For those of you unfamiliar, Laika Studios is a small animation studio in Portland, Oregon. They had their feature debut in 2009 with the film adaptation of the Neil Gaiman novel Coraline. [Making of Coraline Featurette]. The studio specializes in stop-motion animation, which is often said to be a “dying art form.” Stop-motion animation is when one moves an object (primarily a puppet) inch by inch, snapping photographs of each miniscule movement. Then the frames are run together to give the objects life. Interesting huh? Anyway, The Boxtrolls was a beautifully animated masterpiece. It is currently nominated for an Academy Award! (along side The Tale of Princess Kaguya, Song of the Sea, Big Hero 6 and How to Train Your Dragon 2). You can watch one of my favorite featurettes from The Boxtrolls right here: [The Boxtrolls – Let’s Dance]. It shows us how the ballroom scene was created.
While I may not have personally loved The Boxtrolls as much as I love their previous films Coraline and ParaNorman, simply because it’s hard to top perfection (haha!). Seriously, I had just found those two more relatable to myself growing up as they were modern kids in modern times with fantasy overlining their reality. A magical realism so to speak.
The Boxtrolls was essentially pure fantasy, which isn’t bad…it was just different than their previous work. Though that has sort of become Laika’s theme. It was to say the least, a marvelously crafted film with excellent character design and miraculously detailed worlds. They are positively breathtaking to say the least, especially after watching how all of the scenes were constructed, each piece created individually by hand, each character moved painstakingly inch by inch. [The Boxtrolls – Nature of Creation].
Of course, I regularly blog about Laika Studios on my tumblr account (click here for some of those). I assume this must be the reason why a mysterious package showed up at my door one day. What was in this package? I was expecting another promo item, as they have sent me a few of those. The first of which was in 2012 just before the release of their second film ParaNorman. (post on that here). However, this one was different. Nobody had contacted me beforehand, the box showed up unlabeled, aside from the fact that it had been sent from Portland, which gave me a little clue. Well, a pretty big clue. I proceeded to open it and find that it was filled with nothing less than real, authentic props used in the actual Boxtrolls film.
To hold a real, actual piece from one of these films was amazing. There were tiny bits of cheese that filled the tables in the party sequence, tiny wine bottles, of course boxes… and even a piece of the sidewalk! I think I actually found the scene one of the pieces may have been used in!

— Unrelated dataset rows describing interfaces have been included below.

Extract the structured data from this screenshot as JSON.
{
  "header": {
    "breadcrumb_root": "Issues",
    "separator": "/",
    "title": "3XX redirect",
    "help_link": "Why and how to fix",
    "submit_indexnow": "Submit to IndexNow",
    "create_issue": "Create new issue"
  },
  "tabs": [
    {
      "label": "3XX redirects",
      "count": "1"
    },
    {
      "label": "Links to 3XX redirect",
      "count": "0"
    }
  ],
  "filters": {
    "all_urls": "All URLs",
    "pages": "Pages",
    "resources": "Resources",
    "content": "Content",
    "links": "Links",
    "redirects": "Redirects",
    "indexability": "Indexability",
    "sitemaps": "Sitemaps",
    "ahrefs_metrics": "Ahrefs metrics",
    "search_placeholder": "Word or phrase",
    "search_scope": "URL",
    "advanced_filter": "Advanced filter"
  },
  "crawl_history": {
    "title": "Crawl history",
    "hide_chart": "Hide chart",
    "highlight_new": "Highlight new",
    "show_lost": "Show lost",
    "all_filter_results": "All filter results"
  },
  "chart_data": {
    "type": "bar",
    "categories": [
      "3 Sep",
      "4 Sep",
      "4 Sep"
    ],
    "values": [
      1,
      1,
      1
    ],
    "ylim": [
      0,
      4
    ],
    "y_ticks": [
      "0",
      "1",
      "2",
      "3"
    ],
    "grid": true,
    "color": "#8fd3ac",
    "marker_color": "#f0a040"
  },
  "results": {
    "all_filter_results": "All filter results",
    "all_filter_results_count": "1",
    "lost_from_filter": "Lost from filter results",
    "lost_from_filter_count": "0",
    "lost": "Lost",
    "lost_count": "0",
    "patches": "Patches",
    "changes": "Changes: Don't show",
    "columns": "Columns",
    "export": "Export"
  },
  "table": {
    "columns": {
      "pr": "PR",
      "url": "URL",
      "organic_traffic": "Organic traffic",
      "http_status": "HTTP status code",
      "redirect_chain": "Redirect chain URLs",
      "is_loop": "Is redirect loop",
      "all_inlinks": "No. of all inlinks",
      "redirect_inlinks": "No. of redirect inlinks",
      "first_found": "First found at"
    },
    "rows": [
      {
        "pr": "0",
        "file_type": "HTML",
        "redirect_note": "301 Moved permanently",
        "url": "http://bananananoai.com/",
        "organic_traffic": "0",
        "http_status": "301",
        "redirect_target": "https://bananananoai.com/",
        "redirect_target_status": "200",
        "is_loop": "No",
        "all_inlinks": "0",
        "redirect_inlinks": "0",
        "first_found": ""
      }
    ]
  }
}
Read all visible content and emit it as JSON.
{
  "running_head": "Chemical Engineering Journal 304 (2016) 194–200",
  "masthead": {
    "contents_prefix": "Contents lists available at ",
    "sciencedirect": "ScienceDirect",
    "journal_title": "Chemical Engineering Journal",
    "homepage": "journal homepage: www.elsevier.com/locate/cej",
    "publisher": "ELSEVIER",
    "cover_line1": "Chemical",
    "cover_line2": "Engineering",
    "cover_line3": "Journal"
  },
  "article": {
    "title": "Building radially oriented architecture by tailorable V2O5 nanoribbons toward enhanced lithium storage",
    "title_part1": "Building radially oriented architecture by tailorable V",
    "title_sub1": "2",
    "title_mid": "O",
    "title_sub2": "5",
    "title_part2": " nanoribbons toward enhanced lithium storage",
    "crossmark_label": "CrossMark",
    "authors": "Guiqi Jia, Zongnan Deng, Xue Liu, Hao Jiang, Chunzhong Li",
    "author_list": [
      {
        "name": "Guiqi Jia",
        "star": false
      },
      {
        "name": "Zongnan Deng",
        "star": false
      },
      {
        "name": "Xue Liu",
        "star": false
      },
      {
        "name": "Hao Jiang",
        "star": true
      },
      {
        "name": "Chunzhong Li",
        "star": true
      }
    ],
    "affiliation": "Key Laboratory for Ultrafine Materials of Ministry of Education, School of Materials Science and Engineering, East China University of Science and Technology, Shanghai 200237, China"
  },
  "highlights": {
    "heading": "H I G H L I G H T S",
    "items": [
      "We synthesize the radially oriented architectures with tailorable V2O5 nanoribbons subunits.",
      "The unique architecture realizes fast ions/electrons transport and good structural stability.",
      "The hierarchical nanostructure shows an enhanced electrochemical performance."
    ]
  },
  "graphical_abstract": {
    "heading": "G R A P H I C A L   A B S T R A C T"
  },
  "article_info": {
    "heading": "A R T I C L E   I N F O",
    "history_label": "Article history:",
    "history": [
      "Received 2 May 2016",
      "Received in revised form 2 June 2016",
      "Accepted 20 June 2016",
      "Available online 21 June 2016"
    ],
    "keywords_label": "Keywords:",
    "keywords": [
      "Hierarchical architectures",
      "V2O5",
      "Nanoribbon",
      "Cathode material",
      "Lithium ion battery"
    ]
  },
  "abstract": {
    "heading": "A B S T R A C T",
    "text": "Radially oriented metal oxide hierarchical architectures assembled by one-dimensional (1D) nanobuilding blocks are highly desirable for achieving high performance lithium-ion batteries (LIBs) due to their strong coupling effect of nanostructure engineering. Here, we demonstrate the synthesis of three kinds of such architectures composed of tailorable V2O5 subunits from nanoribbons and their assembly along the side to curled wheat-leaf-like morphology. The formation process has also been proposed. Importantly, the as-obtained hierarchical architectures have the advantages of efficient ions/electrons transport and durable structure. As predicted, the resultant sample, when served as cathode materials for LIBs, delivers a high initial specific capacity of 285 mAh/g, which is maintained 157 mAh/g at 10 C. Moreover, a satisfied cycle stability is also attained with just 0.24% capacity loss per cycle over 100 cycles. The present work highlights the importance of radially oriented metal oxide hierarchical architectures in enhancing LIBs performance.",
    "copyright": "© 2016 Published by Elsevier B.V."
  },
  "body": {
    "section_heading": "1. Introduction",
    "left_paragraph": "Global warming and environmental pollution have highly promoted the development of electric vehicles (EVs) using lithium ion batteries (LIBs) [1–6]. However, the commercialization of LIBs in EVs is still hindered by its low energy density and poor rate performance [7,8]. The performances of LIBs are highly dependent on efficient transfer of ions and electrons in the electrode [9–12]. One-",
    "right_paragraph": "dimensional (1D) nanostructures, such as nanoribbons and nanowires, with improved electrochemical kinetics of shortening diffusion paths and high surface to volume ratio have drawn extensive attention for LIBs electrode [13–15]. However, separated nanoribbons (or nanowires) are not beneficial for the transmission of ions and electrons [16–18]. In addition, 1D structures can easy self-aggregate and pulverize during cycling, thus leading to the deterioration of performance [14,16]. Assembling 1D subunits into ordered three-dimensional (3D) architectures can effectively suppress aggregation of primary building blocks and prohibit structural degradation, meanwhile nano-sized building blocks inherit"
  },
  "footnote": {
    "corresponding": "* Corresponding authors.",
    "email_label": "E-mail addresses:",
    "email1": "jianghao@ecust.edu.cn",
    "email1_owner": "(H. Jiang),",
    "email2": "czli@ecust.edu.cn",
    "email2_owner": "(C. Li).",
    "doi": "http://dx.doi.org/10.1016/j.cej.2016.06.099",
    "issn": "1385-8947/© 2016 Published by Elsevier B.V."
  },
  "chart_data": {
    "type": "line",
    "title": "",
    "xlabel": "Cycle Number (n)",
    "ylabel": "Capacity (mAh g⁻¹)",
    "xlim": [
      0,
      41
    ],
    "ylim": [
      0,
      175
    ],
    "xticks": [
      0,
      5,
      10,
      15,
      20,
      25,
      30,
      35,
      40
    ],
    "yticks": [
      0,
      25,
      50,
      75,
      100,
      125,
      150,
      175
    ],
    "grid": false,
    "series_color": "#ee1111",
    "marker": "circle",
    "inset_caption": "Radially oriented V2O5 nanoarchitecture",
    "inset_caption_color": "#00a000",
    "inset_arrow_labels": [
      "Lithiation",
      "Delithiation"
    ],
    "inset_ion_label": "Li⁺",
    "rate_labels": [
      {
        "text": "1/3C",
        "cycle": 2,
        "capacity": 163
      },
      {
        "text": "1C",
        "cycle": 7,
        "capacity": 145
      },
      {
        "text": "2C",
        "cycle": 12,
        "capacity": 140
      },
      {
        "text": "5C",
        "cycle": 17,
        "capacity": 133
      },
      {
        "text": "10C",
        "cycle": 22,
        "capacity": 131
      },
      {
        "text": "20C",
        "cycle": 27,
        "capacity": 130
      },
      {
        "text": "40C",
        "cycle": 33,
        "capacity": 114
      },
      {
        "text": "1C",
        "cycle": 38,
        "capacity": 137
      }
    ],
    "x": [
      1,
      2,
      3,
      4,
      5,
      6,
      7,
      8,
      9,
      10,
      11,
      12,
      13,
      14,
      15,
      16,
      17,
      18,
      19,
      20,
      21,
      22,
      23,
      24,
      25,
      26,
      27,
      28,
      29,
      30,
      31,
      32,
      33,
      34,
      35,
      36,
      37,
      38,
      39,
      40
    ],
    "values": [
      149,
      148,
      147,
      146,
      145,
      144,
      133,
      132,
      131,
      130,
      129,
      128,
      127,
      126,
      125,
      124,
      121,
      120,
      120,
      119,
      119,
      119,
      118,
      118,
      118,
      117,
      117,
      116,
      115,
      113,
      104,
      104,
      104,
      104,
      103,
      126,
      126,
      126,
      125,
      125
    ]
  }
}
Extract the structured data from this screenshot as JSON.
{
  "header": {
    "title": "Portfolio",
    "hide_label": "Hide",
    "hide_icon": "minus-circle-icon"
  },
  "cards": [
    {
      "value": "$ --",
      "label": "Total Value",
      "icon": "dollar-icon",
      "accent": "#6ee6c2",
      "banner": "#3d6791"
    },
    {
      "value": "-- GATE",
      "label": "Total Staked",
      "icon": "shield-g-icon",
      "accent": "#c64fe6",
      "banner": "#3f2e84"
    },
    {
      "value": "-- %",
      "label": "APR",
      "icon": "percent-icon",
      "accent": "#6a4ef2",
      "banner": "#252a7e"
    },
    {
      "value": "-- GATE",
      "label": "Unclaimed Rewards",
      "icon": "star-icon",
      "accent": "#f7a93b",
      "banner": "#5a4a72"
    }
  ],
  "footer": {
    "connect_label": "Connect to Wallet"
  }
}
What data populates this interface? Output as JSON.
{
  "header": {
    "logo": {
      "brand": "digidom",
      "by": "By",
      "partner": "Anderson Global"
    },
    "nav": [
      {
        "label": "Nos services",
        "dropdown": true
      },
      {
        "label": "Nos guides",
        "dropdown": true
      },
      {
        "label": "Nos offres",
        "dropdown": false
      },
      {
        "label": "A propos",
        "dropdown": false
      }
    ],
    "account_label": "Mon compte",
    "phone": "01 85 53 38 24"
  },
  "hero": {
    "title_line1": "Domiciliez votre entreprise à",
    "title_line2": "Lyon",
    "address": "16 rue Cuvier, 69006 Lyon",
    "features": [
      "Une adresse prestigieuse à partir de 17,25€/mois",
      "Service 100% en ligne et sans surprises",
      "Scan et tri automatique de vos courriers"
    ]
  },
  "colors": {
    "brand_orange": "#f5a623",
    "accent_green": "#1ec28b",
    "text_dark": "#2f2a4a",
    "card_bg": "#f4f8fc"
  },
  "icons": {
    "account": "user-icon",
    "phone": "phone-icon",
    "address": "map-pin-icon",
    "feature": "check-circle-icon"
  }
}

I also made a video to give a little bit of a closeup of the props, as well as several of my other Laika items including art books, DVDs, promo items and so forth. [watch it right here]. It was quite possibly one of the best things that ever happened to me in all of my life. Now these props and pieces sit in a collection on my shelf, which has now essentially a shrine to Laika and all of their work. The Boxtrolls is now available on DVD and DVD/BluRay Combo pack. There is also a recently released combo pack that includes all three Laika films together! I’m not saying you have to get it, I’m just suggesting you should.